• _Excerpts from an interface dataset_
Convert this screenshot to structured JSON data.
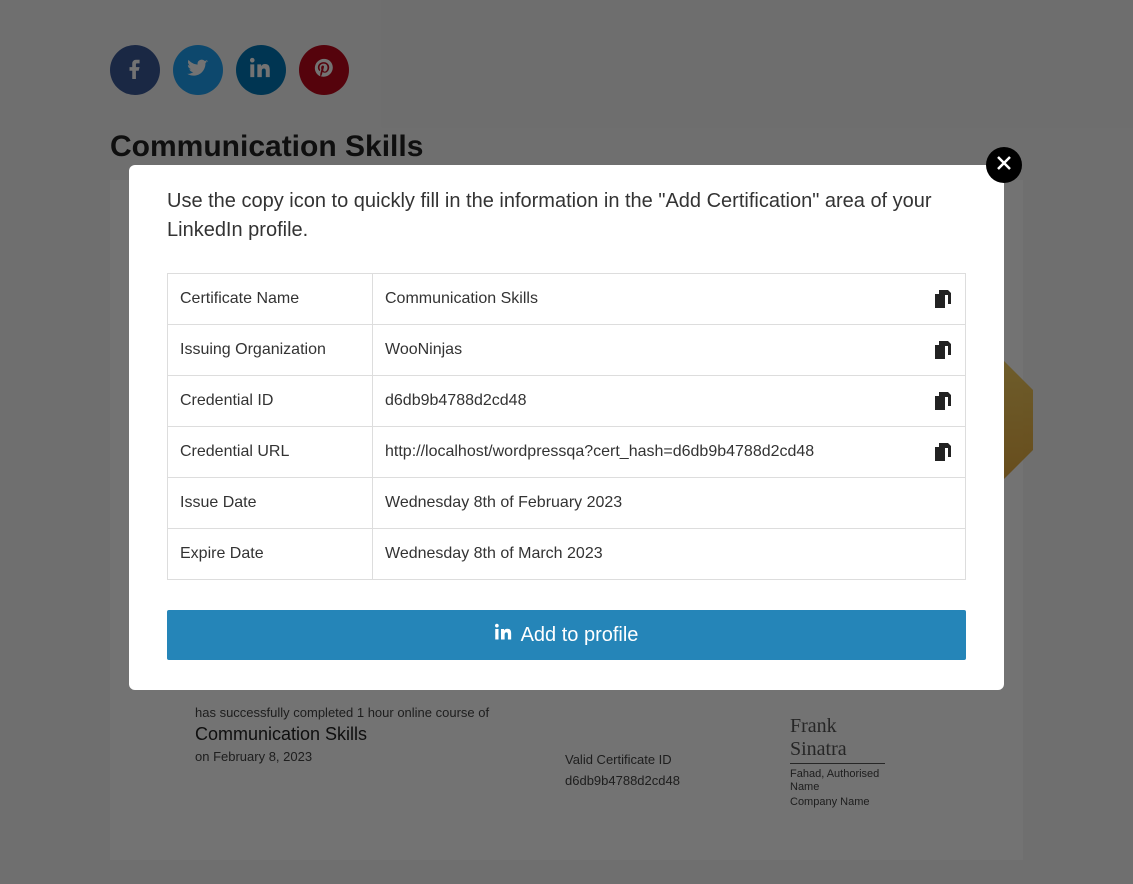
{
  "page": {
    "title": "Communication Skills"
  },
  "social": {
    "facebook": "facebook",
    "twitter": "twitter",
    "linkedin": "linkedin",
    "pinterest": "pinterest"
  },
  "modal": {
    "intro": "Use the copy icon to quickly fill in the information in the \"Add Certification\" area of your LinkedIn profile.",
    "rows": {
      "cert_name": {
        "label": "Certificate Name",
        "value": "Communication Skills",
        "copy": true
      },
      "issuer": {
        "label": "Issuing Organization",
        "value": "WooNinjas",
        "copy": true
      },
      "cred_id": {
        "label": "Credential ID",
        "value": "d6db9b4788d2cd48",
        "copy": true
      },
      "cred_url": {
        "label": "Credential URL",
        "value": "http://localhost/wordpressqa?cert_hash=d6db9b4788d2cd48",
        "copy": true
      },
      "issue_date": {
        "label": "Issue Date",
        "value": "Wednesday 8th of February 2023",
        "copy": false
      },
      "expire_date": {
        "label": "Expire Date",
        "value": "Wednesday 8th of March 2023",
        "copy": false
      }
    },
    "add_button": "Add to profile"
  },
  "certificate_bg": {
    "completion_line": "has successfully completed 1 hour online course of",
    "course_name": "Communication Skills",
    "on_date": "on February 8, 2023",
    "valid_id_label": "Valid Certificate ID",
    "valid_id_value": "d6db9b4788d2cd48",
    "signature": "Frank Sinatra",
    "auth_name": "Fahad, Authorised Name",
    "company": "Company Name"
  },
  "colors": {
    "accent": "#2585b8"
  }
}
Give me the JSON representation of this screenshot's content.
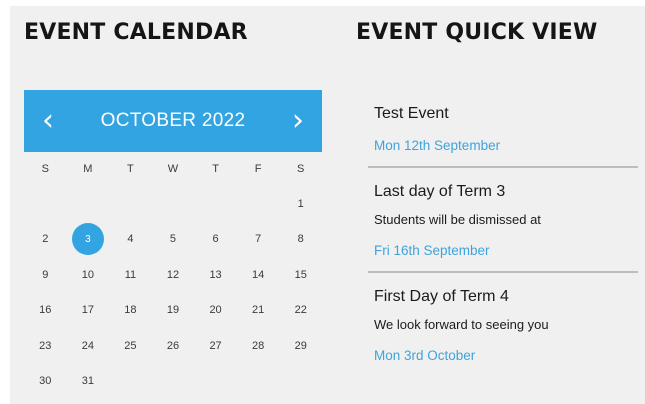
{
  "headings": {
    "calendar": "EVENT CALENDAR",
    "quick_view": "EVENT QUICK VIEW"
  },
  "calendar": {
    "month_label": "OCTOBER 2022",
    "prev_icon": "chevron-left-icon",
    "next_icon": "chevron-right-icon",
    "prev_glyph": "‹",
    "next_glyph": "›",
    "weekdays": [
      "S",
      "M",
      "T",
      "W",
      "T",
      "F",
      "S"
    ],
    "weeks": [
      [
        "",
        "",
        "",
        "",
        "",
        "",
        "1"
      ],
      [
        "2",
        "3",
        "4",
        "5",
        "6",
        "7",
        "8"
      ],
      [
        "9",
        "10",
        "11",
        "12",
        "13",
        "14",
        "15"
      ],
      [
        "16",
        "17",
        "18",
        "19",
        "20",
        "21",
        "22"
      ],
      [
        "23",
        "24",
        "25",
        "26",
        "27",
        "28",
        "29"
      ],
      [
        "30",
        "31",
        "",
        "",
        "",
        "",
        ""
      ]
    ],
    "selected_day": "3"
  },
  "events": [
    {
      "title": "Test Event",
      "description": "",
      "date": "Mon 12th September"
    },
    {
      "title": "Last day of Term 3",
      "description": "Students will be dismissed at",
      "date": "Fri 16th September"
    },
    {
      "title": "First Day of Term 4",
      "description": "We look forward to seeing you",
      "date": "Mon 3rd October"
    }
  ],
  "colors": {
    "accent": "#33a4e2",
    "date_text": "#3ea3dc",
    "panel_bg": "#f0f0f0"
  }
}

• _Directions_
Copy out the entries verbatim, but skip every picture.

• _Task result_
Convert this screenshot to structured JSON data.
{
  "page": {
    "title": "Communication Skills"
  },
  "social": {
    "facebook": "facebook",
    "twitter": "twitter",
    "linkedin": "linkedin",
    "pinterest": "pinterest"
  },
  "modal": {
    "intro": "Use the copy icon to quickly fill in the information in the \"Add Certification\" area of your LinkedIn profile.",
    "rows": {
      "cert_name": {
        "label": "Certificate Name",
        "value": "Communication Skills",
        "copy": true
      },
      "issuer": {
        "label": "Issuing Organization",
        "value": "WooNinjas",
        "copy": true
      },
      "cred_id": {
        "label": "Credential ID",
        "value": "d6db9b4788d2cd48",
        "copy": true
      },
      "cred_url": {
        "label": "Credential URL",
        "value": "http://localhost/wordpressqa?cert_hash=d6db9b4788d2cd48",
        "copy": true
      },
      "issue_date": {
        "label": "Issue Date",
        "value": "Wednesday 8th of February 2023",
        "copy": false
      },
      "expire_date": {
        "label": "Expire Date",
        "value": "Wednesday 8th of March 2023",
        "copy": false
      }
    },
    "add_button": "Add to profile"
  },
  "certificate_bg": {
    "completion_line": "has successfully completed 1 hour online course of",
    "course_name": "Communication Skills",
    "on_date": "on February 8, 2023",
    "valid_id_label": "Valid Certificate ID",
    "valid_id_value": "d6db9b4788d2cd48",
    "signature": "Frank Sinatra",
    "auth_name": "Fahad, Authorised Name",
    "company": "Company Name"
  },
  "colors": {
    "accent": "#2585b8"
  }
}
Give me the JSON representation of this screenshot's content.
{
  "headings": {
    "calendar": "EVENT CALENDAR",
    "quick_view": "EVENT QUICK VIEW"
  },
  "calendar": {
    "month_label": "OCTOBER 2022",
    "prev_icon": "chevron-left-icon",
    "next_icon": "chevron-right-icon",
    "prev_glyph": "‹",
    "next_glyph": "›",
    "weekdays": [
      "S",
      "M",
      "T",
      "W",
      "T",
      "F",
      "S"
    ],
    "weeks": [
      [
        "",
        "",
        "",
        "",
        "",
        "",
        "1"
      ],
      [
        "2",
        "3",
        "4",
        "5",
        "6",
        "7",
        "8"
      ],
      [
        "9",
        "10",
        "11",
        "12",
        "13",
        "14",
        "15"
      ],
      [
        "16",
        "17",
        "18",
        "19",
        "20",
        "21",
        "22"
      ],
      [
        "23",
        "24",
        "25",
        "26",
        "27",
        "28",
        "29"
      ],
      [
        "30",
        "31",
        "",
        "",
        "",
        "",
        ""
      ]
    ],
    "selected_day": "3"
  },
  "events": [
    {
      "title": "Test Event",
      "description": "",
      "date": "Mon 12th September"
    },
    {
      "title": "Last day of Term 3",
      "description": "Students will be dismissed at",
      "date": "Fri 16th September"
    },
    {
      "title": "First Day of Term 4",
      "description": "We look forward to seeing you",
      "date": "Mon 3rd October"
    }
  ],
  "colors": {
    "accent": "#33a4e2",
    "date_text": "#3ea3dc",
    "panel_bg": "#f0f0f0"
  }
}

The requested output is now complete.